The paper argues that, contrary to widespread anxiety about the tax gap, there are actually several reasons for thinking it may shrink. In particular:
1) The use of cash, which is much harder to trace than banking, card, and phone app payment transactions, is in decline. Even if the use of cash doesn’t disappear, the convenience advantages of using other payment methods may reduce the net expected benefit from using it to facilitate evasion.
2) Computerization generally makes it easier for tax authorities to access data and process it readily.
3) The relative shift of employment from small to large businesses means that there will be more reporting and less opportunity for under-the-radar screen evasion.
To each of these observations, there are possibly counter-arguments. For example, as to (1) and (2), perhaps it’s hard to predict which way technology will go, as between the “cops” and the “robbers.” Bitcoin is an example of a non-cash technology that might end up having the same advantages as cash for would-be evaders. As to (3), perhaps in some ways different types of problems may pertain to large businesses.
For example, suppose we define the tax gap as the difference between what was paid in taxes and what should have been paid.
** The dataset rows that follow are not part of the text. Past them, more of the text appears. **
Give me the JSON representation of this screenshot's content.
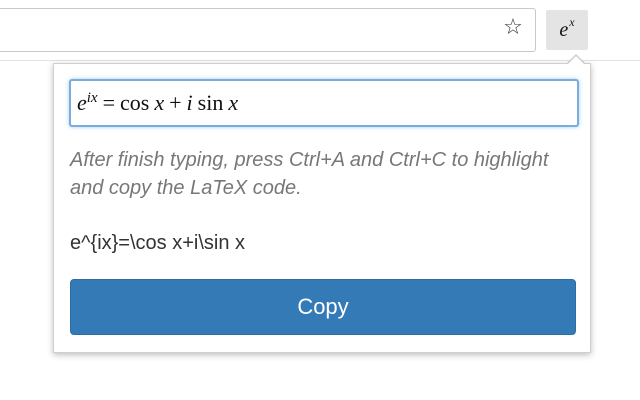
{
  "toolbar": {
    "star_glyph": "☆",
    "extension_base": "e",
    "extension_sup": "x"
  },
  "popup": {
    "math_field": {
      "e": "e",
      "exponent": "ix",
      "equals": "=",
      "cos": "cos",
      "x1": "x",
      "plus": "+",
      "i": "i",
      "sin": "sin",
      "x2": "x"
    },
    "help_text": "After finish typing, press Ctrl+A and Ctrl+C to highlight and copy the LaTeX code.",
    "latex_code": "e^{ix}=\\cos x+i\\sin x",
    "copy_label": "Copy"
  },
  "colors": {
    "primary": "#337ab7",
    "focus_border": "#7aaddb",
    "help_text": "#777777"
  }
}
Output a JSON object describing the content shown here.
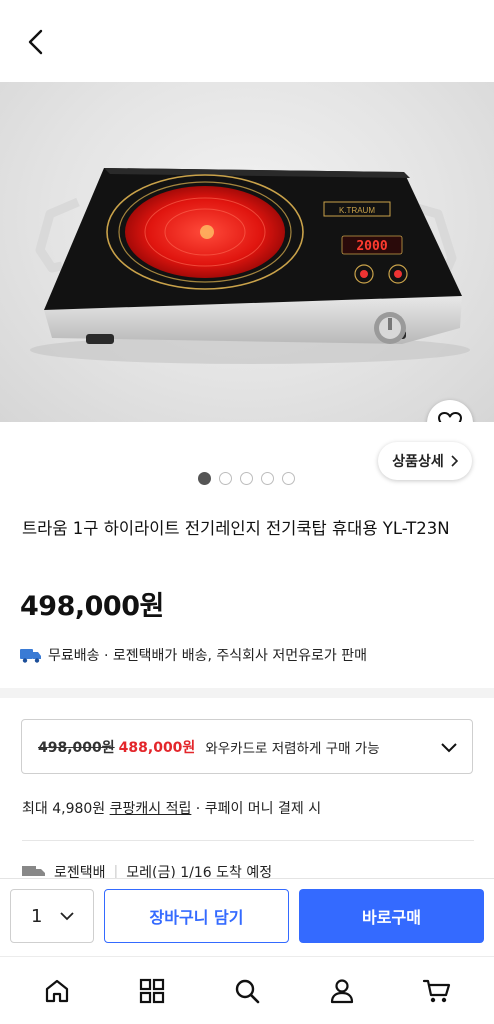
{
  "header": {
    "back_icon": "chevron-left-icon"
  },
  "product": {
    "image_icon": "induction-cooktop-photo",
    "hob_display": "2000",
    "hob_brand": "K.TRAUM",
    "title": "트라움 1구 하이라이트 전기레인지 전기쿡탑 휴대용 YL-T23N",
    "price": "498,000원",
    "detail_button": "상품상세",
    "carousel": {
      "count": 5,
      "active": 0
    }
  },
  "shipping": {
    "icon": "truck-icon",
    "text": "무료배송 · 로젠택배가 배송, 주식회사 저먼유로가 판매"
  },
  "card_offer": {
    "original_price": "498,000원",
    "sale_price": "488,000원",
    "text": "와우카드로 저렴하게 구매 가능"
  },
  "cashback": {
    "prefix": "최대 4,980원 ",
    "link": "쿠팡캐시 적립",
    "suffix": " · 쿠페이 머니 결제 시"
  },
  "delivery": {
    "carrier": "로젠택배",
    "eta": "모레(금) 1/16 도착 예정"
  },
  "buy_bar": {
    "quantity": "1",
    "cart_label": "장바구니 담기",
    "buy_label": "바로구매"
  },
  "tabs": [
    "home-icon",
    "grid-icon",
    "search-icon",
    "user-icon",
    "cart-icon"
  ],
  "colors": {
    "accent": "#346aff",
    "sale": "#e3262b"
  }
}
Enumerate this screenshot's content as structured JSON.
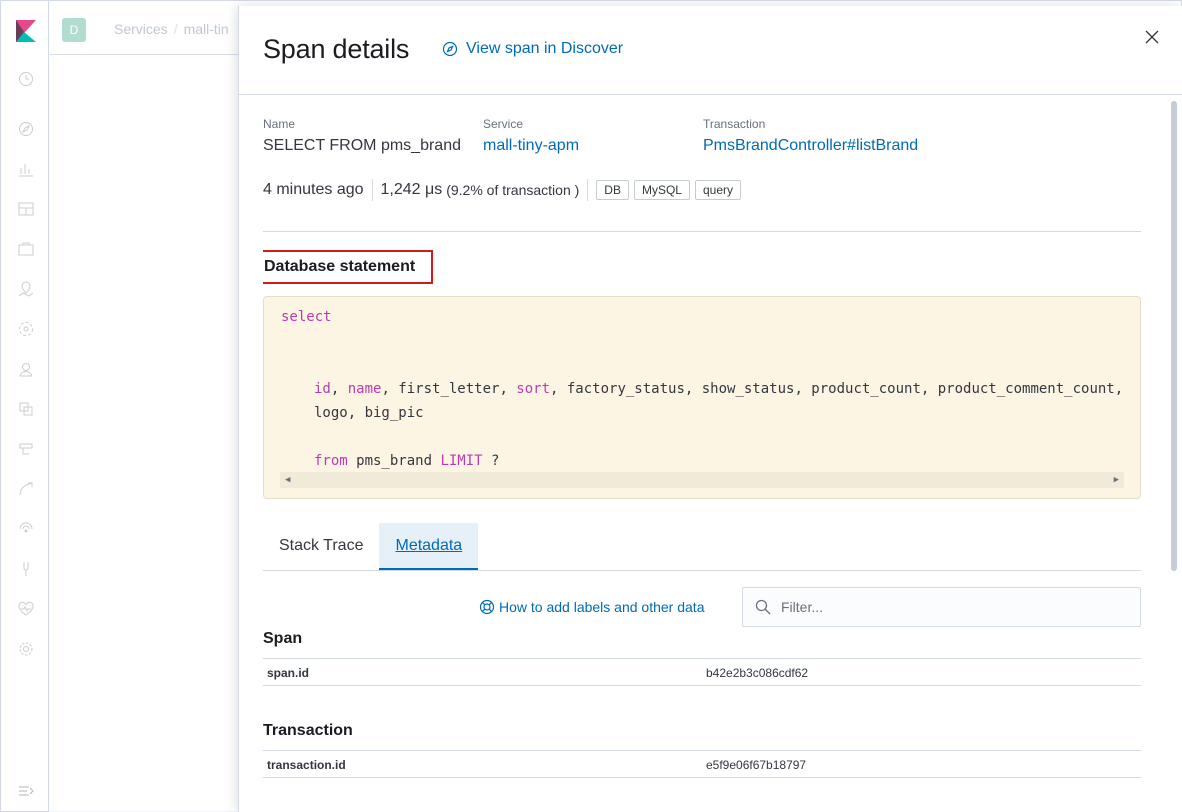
{
  "breadcrumbs": [
    "Services",
    "mall-tin"
  ],
  "space_initial": "D",
  "flyout": {
    "title": "Span details",
    "discover_link": "View span in Discover"
  },
  "summary": {
    "name_label": "Name",
    "name_value": "SELECT FROM pms_brand",
    "service_label": "Service",
    "service_value": "mall-tiny-apm",
    "transaction_label": "Transaction",
    "transaction_value": "PmsBrandController#listBrand"
  },
  "meta": {
    "time_ago": "4 minutes ago",
    "duration": "1,242 μs",
    "percent": "(9.2% of transaction )",
    "badges": [
      "DB",
      "MySQL",
      "query"
    ]
  },
  "db_statement_title": "Database statement",
  "code": {
    "line1_kw": "select",
    "line2": {
      "id": "id",
      "sep1": ", ",
      "name": "name",
      "mid": ", first_letter, ",
      "sort": "sort",
      "rest": ", factory_status, show_status, product_count, product_comment_count,"
    },
    "line3": "logo, big_pic",
    "line4": {
      "from": "from",
      "table": " pms_brand ",
      "limit": "LIMIT",
      "param": " ?"
    }
  },
  "tabs": [
    "Stack Trace",
    "Metadata"
  ],
  "help_link": "How to add labels and other data",
  "filter_placeholder": "Filter...",
  "sections": [
    {
      "title": "Span",
      "key": "span.id",
      "value": "b42e2b3c086cdf62"
    },
    {
      "title": "Transaction",
      "key": "transaction.id",
      "value": "e5f9e06f67b18797"
    }
  ],
  "colors": {
    "link": "#006bb4",
    "keyword": "#b83bb0",
    "highlight_box": "#d31b1b",
    "code_bg": "#fdf5e3"
  }
}
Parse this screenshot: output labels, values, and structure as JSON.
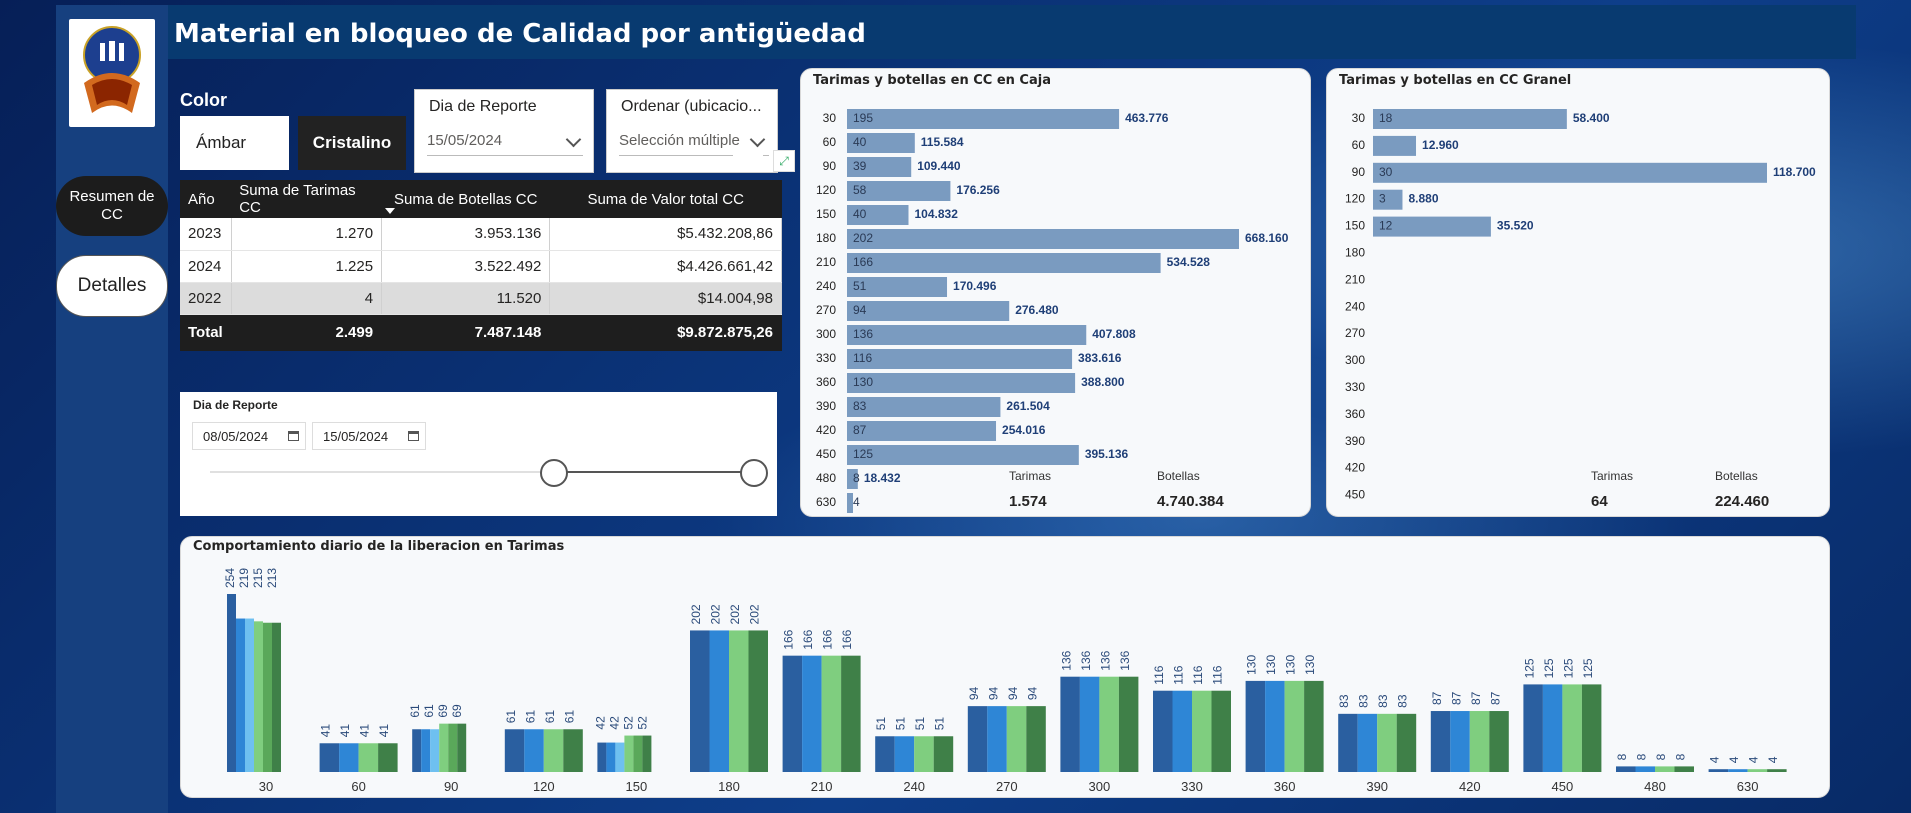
{
  "title": "Material en bloqueo de Calidad por antigüedad",
  "nav": {
    "summary": "Resumen de CC",
    "details": "Detalles"
  },
  "color_filter": {
    "label": "Color",
    "option1": "Ámbar",
    "option2": "Cristalino"
  },
  "report_day": {
    "label": "Dia de Reporte",
    "value": "15/05/2024"
  },
  "sort_by": {
    "label": "Ordenar (ubicacio...",
    "value": "Selección múltiple"
  },
  "table": {
    "headers": [
      "Año",
      "Suma de Tarimas CC",
      "Suma de Botellas CC",
      "Suma de Valor total CC"
    ],
    "rows": [
      [
        "2023",
        "1.270",
        "3.953.136",
        "$5.432.208,86"
      ],
      [
        "2024",
        "1.225",
        "3.522.492",
        "$4.426.661,42"
      ],
      [
        "2022",
        "4",
        "11.520",
        "$14.004,98"
      ]
    ],
    "total": [
      "Total",
      "2.499",
      "7.487.148",
      "$9.872.875,26"
    ]
  },
  "date_range": {
    "label": "Dia de Reporte",
    "start": "08/05/2024",
    "end": "15/05/2024"
  },
  "colors": {
    "bar": "#7a9bc0",
    "label_blue": "#1f3f77",
    "daily": [
      "#2a5fa0",
      "#2e86d6",
      "#6ec0f0",
      "#7fce7f",
      "#5aa85a",
      "#3f8048"
    ]
  },
  "chart_data": [
    {
      "type": "bar",
      "title": "Tarimas y botellas en CC en Caja",
      "categories": [
        "30",
        "60",
        "90",
        "120",
        "150",
        "180",
        "210",
        "240",
        "270",
        "300",
        "330",
        "360",
        "390",
        "420",
        "450",
        "480",
        "630"
      ],
      "series": [
        {
          "name": "Tarimas",
          "values": [
            195,
            40,
            39,
            58,
            40,
            202,
            166,
            51,
            94,
            136,
            116,
            130,
            83,
            87,
            125,
            8,
            4
          ]
        },
        {
          "name": "Botellas",
          "values": [
            463776,
            115584,
            109440,
            176256,
            104832,
            668160,
            534528,
            170496,
            276480,
            407808,
            383616,
            388800,
            261504,
            254016,
            395136,
            18432,
            null
          ]
        }
      ],
      "bar_labels": [
        "195",
        "40",
        "39",
        "58",
        "40",
        "202",
        "166",
        "51",
        "94",
        "136",
        "116",
        "130",
        "83",
        "87",
        "125",
        "8",
        "4"
      ],
      "value_labels": [
        "463.776",
        "115.584",
        "109.440",
        "176.256",
        "104.832",
        "668.160",
        "534.528",
        "170.496",
        "276.480",
        "407.808",
        "383.616",
        "388.800",
        "261.504",
        "254.016",
        "395.136",
        "18.432",
        ""
      ],
      "kpi": {
        "tarimas_label": "Tarimas",
        "tarimas": "1.574",
        "botellas_label": "Botellas",
        "botellas": "4.740.384"
      }
    },
    {
      "type": "bar",
      "title": "Tarimas y botellas en CC Granel",
      "categories": [
        "30",
        "60",
        "90",
        "120",
        "150",
        "180",
        "210",
        "240",
        "270",
        "300",
        "330",
        "360",
        "390",
        "420",
        "450"
      ],
      "series": [
        {
          "name": "Tarimas",
          "values": [
            18,
            null,
            30,
            3,
            12,
            null,
            null,
            null,
            null,
            null,
            null,
            null,
            null,
            null,
            null
          ]
        },
        {
          "name": "Botellas",
          "values": [
            58400,
            12960,
            118700,
            8880,
            35520,
            null,
            null,
            null,
            null,
            null,
            null,
            null,
            null,
            null,
            null
          ]
        }
      ],
      "bar_labels": [
        "18",
        "",
        "30",
        "3",
        "12",
        "",
        "",
        "",
        "",
        "",
        "",
        "",
        "",
        "",
        ""
      ],
      "value_labels": [
        "58.400",
        "12.960",
        "118.700",
        "8.880",
        "35.520",
        "",
        "",
        "",
        "",
        "",
        "",
        "",
        "",
        "",
        ""
      ],
      "kpi": {
        "tarimas_label": "Tarimas",
        "tarimas": "64",
        "botellas_label": "Botellas",
        "botellas": "224.460"
      }
    },
    {
      "type": "bar",
      "title": "Comportamiento diario de la liberacion en Tarimas",
      "categories": [
        "30",
        "60",
        "90",
        "120",
        "150",
        "180",
        "210",
        "240",
        "270",
        "300",
        "330",
        "360",
        "390",
        "420",
        "450",
        "480",
        "630"
      ],
      "series_values": [
        [
          254,
          41,
          61,
          61,
          42,
          202,
          166,
          51,
          94,
          136,
          116,
          130,
          83,
          87,
          125,
          8,
          4
        ],
        [
          219,
          41,
          61,
          61,
          42,
          202,
          166,
          51,
          94,
          136,
          116,
          130,
          83,
          87,
          125,
          8,
          4
        ],
        [
          215,
          41,
          69,
          61,
          52,
          202,
          166,
          51,
          94,
          136,
          116,
          130,
          83,
          87,
          125,
          8,
          4
        ],
        [
          213,
          41,
          69,
          61,
          52,
          202,
          166,
          51,
          94,
          136,
          116,
          130,
          83,
          87,
          125,
          8,
          4
        ]
      ],
      "bars_per_group": [
        6,
        4,
        6,
        4,
        6,
        4,
        4,
        4,
        4,
        4,
        4,
        4,
        4,
        4,
        4,
        4,
        4
      ],
      "ylim": [
        0,
        270
      ]
    }
  ]
}
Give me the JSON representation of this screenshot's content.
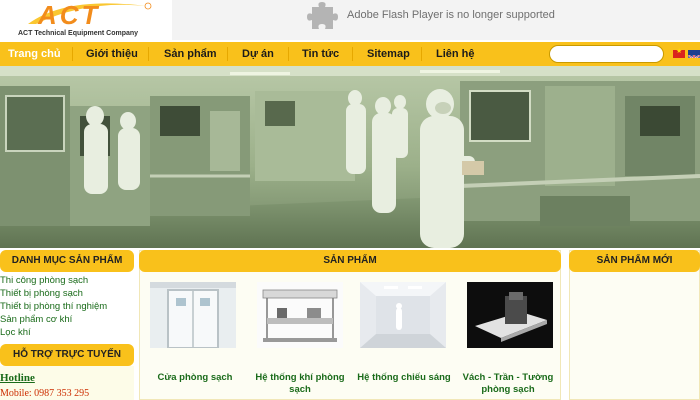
{
  "header": {
    "logo_text": "ACT",
    "logo_subtitle": "ACT Technical Equipment Company",
    "flash_message": "Adobe Flash Player is no longer supported"
  },
  "nav": {
    "items": [
      "Trang chủ",
      "Giới thiệu",
      "Sản phẩm",
      "Dự án",
      "Tin tức",
      "Sitemap",
      "Liên hệ"
    ],
    "active": "Trang chủ",
    "search_value": ""
  },
  "colors": {
    "accent": "#f9c11b",
    "link_green": "#1a6b1a",
    "logo_orange": "#f28c1c",
    "mobile_red": "#cc2d00"
  },
  "sidebar": {
    "categories_title": "DANH MỤC SẢN PHẨM",
    "categories": [
      "Thi công phòng sạch",
      "Thiết bị phòng sạch",
      "Thiết bị phòng thí nghiệm",
      "Sản phẩm cơ khí",
      "Lọc khí"
    ],
    "support_title": "HỖ TRỢ TRỰC TUYẾN",
    "hotline_label": "Hotline",
    "mobile_label": "Mobile:  0987 353 295"
  },
  "products": {
    "title": "SẢN PHẨM",
    "items": [
      {
        "name": "Cửa phòng sạch",
        "icon": "cleanroom-door-image"
      },
      {
        "name": "Hệ thống khí phòng sạch",
        "icon": "air-system-image"
      },
      {
        "name": "Hệ thống chiếu sáng",
        "icon": "lighting-system-image"
      },
      {
        "name": "Vách - Trần - Tường phòng sạch",
        "icon": "wall-panel-image"
      }
    ]
  },
  "new_products": {
    "title": "SẢN PHẨM MỚI"
  },
  "banner": {
    "icon": "cleanroom-photo"
  }
}
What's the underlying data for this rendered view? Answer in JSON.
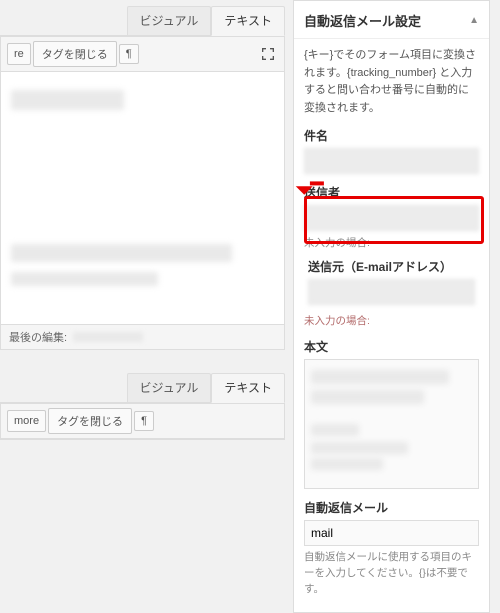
{
  "editor": {
    "tabs": {
      "visual": "ビジュアル",
      "text": "テキスト"
    },
    "toolbar": {
      "re": "re",
      "close_tags": "タグを閉じる",
      "pilcrow": "¶"
    },
    "footer": {
      "last_edit_label": "最後の編集:"
    }
  },
  "sidebar": {
    "title": "自動返信メール設定",
    "hint": "{キー}でそのフォーム項目に変換されます。{tracking_number} と入力すると問い合わせ番号に自動的に変換されます。",
    "subject_label": "件名",
    "sender_label": "送信者",
    "no_input_label": "未入力の場合:",
    "from_label": "送信元（E-mailアドレス）",
    "body_label": "本文",
    "autoreply_label": "自動返信メール",
    "autoreply_value": "mail",
    "autoreply_hint": "自動返信メールに使用する項目のキーを入力してください。{}は不要です。"
  }
}
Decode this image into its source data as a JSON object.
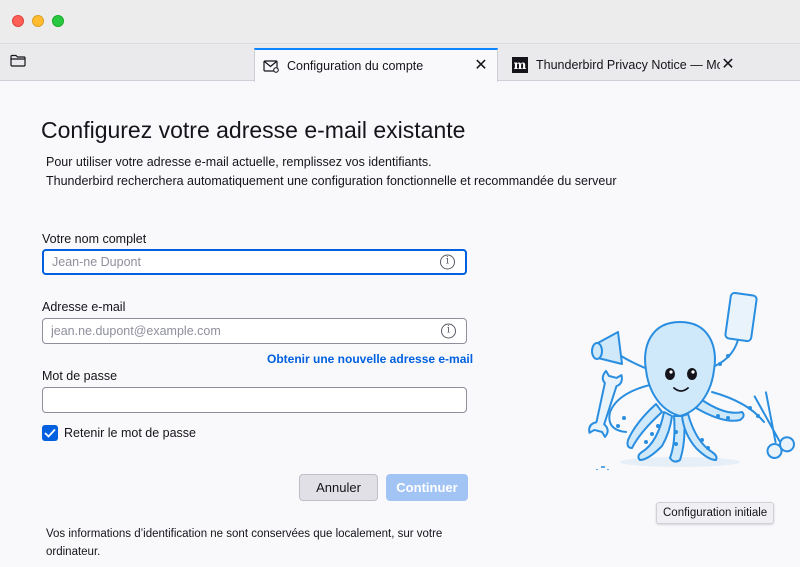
{
  "window": {
    "controls": [
      "close",
      "minimize",
      "maximize"
    ]
  },
  "tabs": [
    {
      "label": "Configuration du compte",
      "icon": "mail-settings-icon",
      "active": true
    },
    {
      "label": "Thunderbird Privacy Notice — Mozilla",
      "icon": "mozilla-icon",
      "active": false
    }
  ],
  "page": {
    "heading": "Configurez votre adresse e-mail existante",
    "description_line1": "Pour utiliser votre adresse e-mail actuelle, remplissez vos identifiants.",
    "description_line2": "Thunderbird recherchera automatiquement une configuration fonctionnelle et recommandée du serveur"
  },
  "form": {
    "name_label": "Votre nom complet",
    "name_placeholder": "Jean-ne Dupont",
    "email_label": "Adresse e-mail",
    "email_placeholder": "jean.ne.dupont@example.com",
    "new_address_link": "Obtenir une nouvelle adresse e-mail",
    "password_label": "Mot de passe",
    "password_value": "",
    "remember_label": "Retenir le mot de passe",
    "remember_checked": true
  },
  "buttons": {
    "cancel": "Annuler",
    "continue": "Continuer"
  },
  "footnote": "Vos informations d’identification ne sont conservées que localement, sur votre ordinateur.",
  "tooltip": "Configuration initiale",
  "colors": {
    "accent": "#0060df",
    "tab_indicator": "#0a84ff",
    "continue_disabled": "#a2c4f5",
    "mascot_fill": "#cfe8fa",
    "mascot_stroke": "#2a8ee0"
  }
}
Say that a large business does ten things on its tax return, each purporting to save $1 million of tax, and classified as tax avoidance rather than tax evasion, except that the legal permissibility of each is open to question. Suppose, for example, that each of these items has an independent 40 percent chance of being upheld if the IRS understands and fully reviews. (Suppose further for simplicity, albeit perhaps naïvely, that this 40 percent probability is truly a frequentist one, rather than just expressing someone’s subjective probability.)
Then, on average, the “true” tax gap as to this company is an expected $6 million. To be sure, under standard measuring techniques, none of this would be included in the tax gap (nor, perhaps, could it be). But it would fit within the broad conceptual definition that I gave above. And it might be viewed as indicating that the nature of enforcement problems had merely changed, rather than necessarily easing.
Still, there's something to be said both for a thought-provoking against-the-grain prediction, and (if the prediction proves correct) for lessening outright fraud as an enforcement problem.